Recently we reported that decentralized finance company dForce’s lending protocol Lendf has lost almost 99% of its managed funds in an attack that drained almost $25 million worth BTC and ETH. The attack was performed at 8:45 Beijing time Sunday at block height 9899681. Some DeFi protocol builders speculate that the attack was performed by utilizing a vulnerability in imBTC, an ERC777 Ethereum token pegged 1:1 with bitcoin.
Commenting on the recent scheme of things dForce CEO Mindao Yang has released a public statement, stating that the hackers have tried to contact them and it seems that they concluded their attack.
Yes I know that this meme is getting a bit stale and I know this also makes me a gigantic piece of shit but it just had to be done. I'm sorry pic.twitter.com/7RTO6GpYKj
— Larry Cermak (@lawmaster) April 19, 2020
He went on to add, “We are doing everything in our power to contain the situation. We have contacted law enforcement in several jurisdictions, reached out to asset issuers and exchanges to track down and blacklist the hacker(s) address and engaged our legal teams.”
While taking full responsibility for the mishap, Yang said, “This attack was my failure. While I did not execute it, I should have anticipated it and taken actions to prevent it. My heart goes out to everyone harmed, and I will do everything in my power to make this right. I sincerely apologize to our users, to our new investors, and to my team for letting them down.”
To give a better idea to users about the hack, Yang urged them to visit Peckshield’s report. Peckshield is a Chinese blockchain security firm.

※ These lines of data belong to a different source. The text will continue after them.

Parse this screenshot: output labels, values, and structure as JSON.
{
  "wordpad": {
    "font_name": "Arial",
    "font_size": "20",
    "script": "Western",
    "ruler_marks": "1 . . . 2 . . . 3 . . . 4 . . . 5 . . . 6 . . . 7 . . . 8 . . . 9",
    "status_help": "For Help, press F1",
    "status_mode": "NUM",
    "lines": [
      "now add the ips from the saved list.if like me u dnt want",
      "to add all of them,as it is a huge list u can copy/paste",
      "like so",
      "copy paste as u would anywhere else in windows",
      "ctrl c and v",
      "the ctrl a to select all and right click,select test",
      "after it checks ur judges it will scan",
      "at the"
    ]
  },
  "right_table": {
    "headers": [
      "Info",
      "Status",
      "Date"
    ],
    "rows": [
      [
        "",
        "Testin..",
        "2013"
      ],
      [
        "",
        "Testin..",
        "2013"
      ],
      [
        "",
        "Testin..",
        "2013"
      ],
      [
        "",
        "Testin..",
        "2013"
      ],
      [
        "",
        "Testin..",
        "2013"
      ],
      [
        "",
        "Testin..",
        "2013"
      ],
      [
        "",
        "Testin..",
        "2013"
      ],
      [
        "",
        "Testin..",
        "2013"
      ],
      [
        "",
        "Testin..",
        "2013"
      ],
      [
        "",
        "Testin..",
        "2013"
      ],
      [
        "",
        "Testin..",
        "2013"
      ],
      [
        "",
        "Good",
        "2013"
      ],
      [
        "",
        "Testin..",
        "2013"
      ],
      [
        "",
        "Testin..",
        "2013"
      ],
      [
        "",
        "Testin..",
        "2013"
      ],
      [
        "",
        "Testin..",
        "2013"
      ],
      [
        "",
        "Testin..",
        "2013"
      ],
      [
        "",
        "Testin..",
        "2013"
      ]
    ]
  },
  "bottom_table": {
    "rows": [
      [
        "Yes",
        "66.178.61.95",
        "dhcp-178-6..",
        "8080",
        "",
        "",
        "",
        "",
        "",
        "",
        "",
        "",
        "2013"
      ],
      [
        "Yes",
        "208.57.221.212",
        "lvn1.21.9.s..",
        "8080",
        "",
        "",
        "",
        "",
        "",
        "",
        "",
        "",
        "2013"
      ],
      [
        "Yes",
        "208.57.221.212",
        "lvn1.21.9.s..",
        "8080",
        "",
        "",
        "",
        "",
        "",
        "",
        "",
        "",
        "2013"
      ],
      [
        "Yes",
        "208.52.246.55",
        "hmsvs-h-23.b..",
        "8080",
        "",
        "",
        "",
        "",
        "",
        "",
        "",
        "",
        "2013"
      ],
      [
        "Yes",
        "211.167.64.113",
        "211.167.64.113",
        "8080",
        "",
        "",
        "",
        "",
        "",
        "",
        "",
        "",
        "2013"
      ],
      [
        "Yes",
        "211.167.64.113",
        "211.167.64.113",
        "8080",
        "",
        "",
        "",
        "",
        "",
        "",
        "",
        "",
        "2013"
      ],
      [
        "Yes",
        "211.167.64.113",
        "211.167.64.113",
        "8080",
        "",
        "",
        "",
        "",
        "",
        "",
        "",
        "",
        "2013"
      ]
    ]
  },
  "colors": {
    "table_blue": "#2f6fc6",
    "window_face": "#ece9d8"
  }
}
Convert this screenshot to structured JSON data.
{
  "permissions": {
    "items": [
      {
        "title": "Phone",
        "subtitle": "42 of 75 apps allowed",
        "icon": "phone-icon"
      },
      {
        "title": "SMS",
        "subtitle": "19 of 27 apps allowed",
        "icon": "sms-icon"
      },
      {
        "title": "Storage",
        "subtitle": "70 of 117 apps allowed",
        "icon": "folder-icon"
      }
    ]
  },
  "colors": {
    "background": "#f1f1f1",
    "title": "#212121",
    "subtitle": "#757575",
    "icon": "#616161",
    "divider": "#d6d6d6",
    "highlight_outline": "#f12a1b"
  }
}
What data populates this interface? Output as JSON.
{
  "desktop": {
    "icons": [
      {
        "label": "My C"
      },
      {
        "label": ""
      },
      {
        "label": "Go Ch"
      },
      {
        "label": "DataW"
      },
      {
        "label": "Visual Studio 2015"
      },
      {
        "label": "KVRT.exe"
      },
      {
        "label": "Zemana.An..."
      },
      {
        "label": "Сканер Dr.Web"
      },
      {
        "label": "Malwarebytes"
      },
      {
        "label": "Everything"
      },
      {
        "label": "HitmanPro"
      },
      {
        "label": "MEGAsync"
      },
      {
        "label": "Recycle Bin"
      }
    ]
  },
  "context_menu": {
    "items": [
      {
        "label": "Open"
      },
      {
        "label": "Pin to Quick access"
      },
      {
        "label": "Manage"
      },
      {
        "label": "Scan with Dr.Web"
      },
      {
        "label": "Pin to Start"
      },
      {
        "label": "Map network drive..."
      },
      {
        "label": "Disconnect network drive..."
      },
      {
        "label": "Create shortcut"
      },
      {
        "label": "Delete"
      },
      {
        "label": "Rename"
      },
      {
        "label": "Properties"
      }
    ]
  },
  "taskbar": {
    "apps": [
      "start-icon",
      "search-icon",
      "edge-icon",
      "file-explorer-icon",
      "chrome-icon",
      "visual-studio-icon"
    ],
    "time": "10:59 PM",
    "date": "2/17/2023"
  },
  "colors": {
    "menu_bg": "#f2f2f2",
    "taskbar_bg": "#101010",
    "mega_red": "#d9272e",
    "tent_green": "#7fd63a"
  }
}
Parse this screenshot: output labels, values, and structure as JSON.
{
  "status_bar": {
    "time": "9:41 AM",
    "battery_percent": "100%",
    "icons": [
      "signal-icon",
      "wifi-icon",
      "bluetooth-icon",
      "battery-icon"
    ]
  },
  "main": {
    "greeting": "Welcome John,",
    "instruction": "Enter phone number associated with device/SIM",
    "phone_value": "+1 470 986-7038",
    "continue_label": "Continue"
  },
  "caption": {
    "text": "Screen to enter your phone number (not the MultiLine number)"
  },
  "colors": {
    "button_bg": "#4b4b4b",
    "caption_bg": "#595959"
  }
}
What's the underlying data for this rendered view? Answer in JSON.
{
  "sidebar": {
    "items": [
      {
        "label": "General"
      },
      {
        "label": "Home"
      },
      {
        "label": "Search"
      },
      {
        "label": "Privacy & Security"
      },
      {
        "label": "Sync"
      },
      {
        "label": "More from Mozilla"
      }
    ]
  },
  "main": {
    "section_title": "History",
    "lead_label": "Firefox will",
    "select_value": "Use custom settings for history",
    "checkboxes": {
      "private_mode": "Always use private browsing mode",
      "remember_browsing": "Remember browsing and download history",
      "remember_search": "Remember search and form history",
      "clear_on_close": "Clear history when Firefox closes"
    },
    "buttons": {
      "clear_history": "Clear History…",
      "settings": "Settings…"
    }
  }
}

The report suggests, “It is also important to notice that ERC777 itself is a community-established token standard with its advanced features for various scenarios. However, these advanced features might not be compatible with certain DeFi scenarios. Worse, such incompatibility could further lead to undesirable consequences.”
The idea of negotiating with hackers is a long tradition in the crypto community. Post attacks, hackers are often offered incentives to reveal technical vulnerabilities that allowed them to carry out the heist. It would be interesting to note, how things pan out in this case.